Joining a new community can be a daunting task for a myriad of reasons. The angst can be especially strong when joining a new technical community, some of which have a reputation for being acrimonious and tough on new members.
While it’s possible to stumble into a den of iniquity, I think you’ll find most technical communities to be fairly reasonable, and following a few simple steps can ease your transition from non-member to member.
A good fit
The process begins well before you actually join a community. The first step is to ensure the community is a good fit for you, and you are a good fit for the community.
This sounds simple, but every community has a distinct culture, attitude, philosophy, and accepted norms. If you’re new to a topic, a community aimed at industry professionals is not an ideal place to start. Similarly, if you are a grizzled expert looking for an answer to an in-depth, extremely complicated problem, a community for beginners is almost certainly not a good fit. Either way, the impedance mismatch will almost certainly lead to frustration on both sides. Similarly, some communities are going to be very business oriented and formal, while others will be extremely lax and laid back. Many are in the middle. Picking a community that suits your personality, or minimally isn’t an anathema to you, will help ensure you enjoy participating long term—which leads me to the first step.
Browsing around and participating in the community in a read-only mode initially is a good idea. This doesn’t mean you shouldn’t immediately create an account or join, just that you need to get a feel for a place (be it virtual or physical) by browsing around a bit. Lurking for a little while will help you acclimate to the community’s rules and culture, and you can ascertain whether you think it’s a good fit for you.
Depending on the venue, the details of what introducing yourself will mean can vary widely. Once again, be sure to do this in a way that is consistent with what is acceptable to the community you’re joining.
Some places may have a dedicated outlet for introductions, while in some communities it may imply filling out your profile with meaningful and relevant information. If the community is a mailing list or IRC channel, a brief introduction included with your initial query may make more sense. This will give the community an idea of who you are, why you’d like to be a part of the community, and will also let them know a little about yourself and your level of technical proficiency.
While what is acceptable will vary largely from community to community, you should always be is respectful. Avoid flame wars and personal attacks, and always try to be constructive. Remember, once you post something on the Internet, it’s there forever, and for everyone to see.
Remember that well-crafted questions receive better answers quicker, as I pointed out in my October column, The Queue.
Once you know a topic well, forgetting that at some point you didn’t know the basics either is all too easy. The “be respectful” mantra applies here just as much when answering a question as it does when asking. A lengthy technically correct answer given in a condescending manner isn’t the way you want to introduce yourself to a new community.
Even in a technical community, not all discussion is a question or an answer. In those cases, remember that differing opinions and challenging others’ point of view is healthy when done in a respectful and thoughtful way, and without insult or personal attack.

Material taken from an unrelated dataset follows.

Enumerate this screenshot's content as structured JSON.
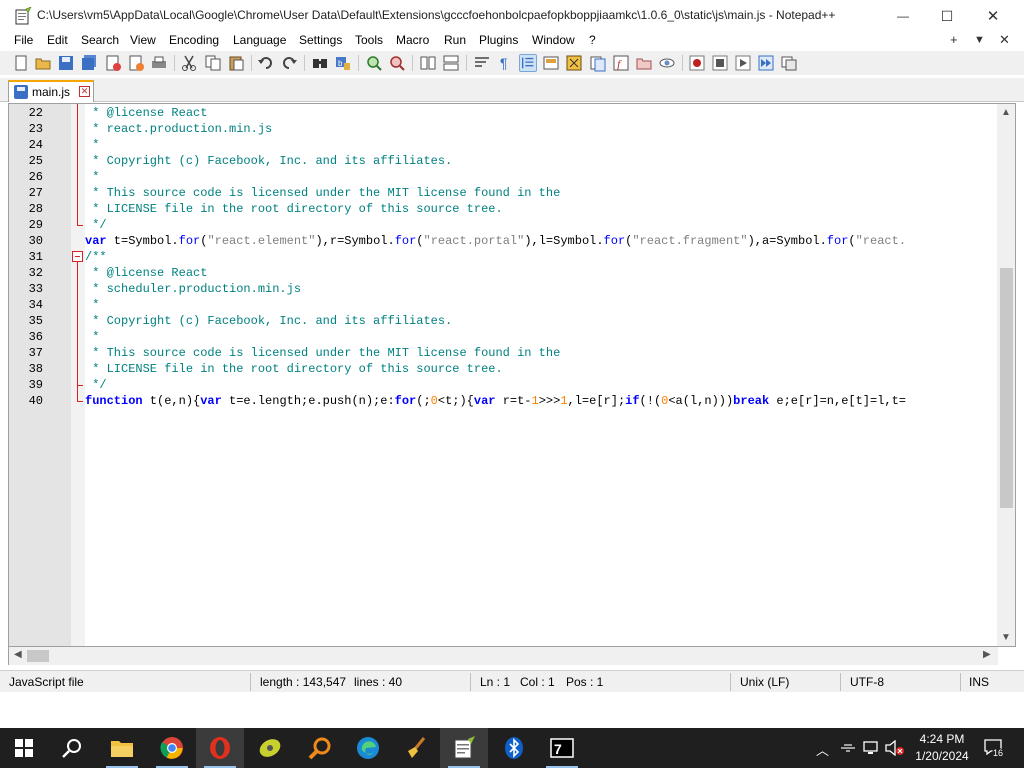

The most important thing about participating in a community long term is to remember to enjoy your time there. Participating in a vibrant community is a great opportunity to learn, grow, challenge yourself, and improve. It’s not always easy, but it is worth it.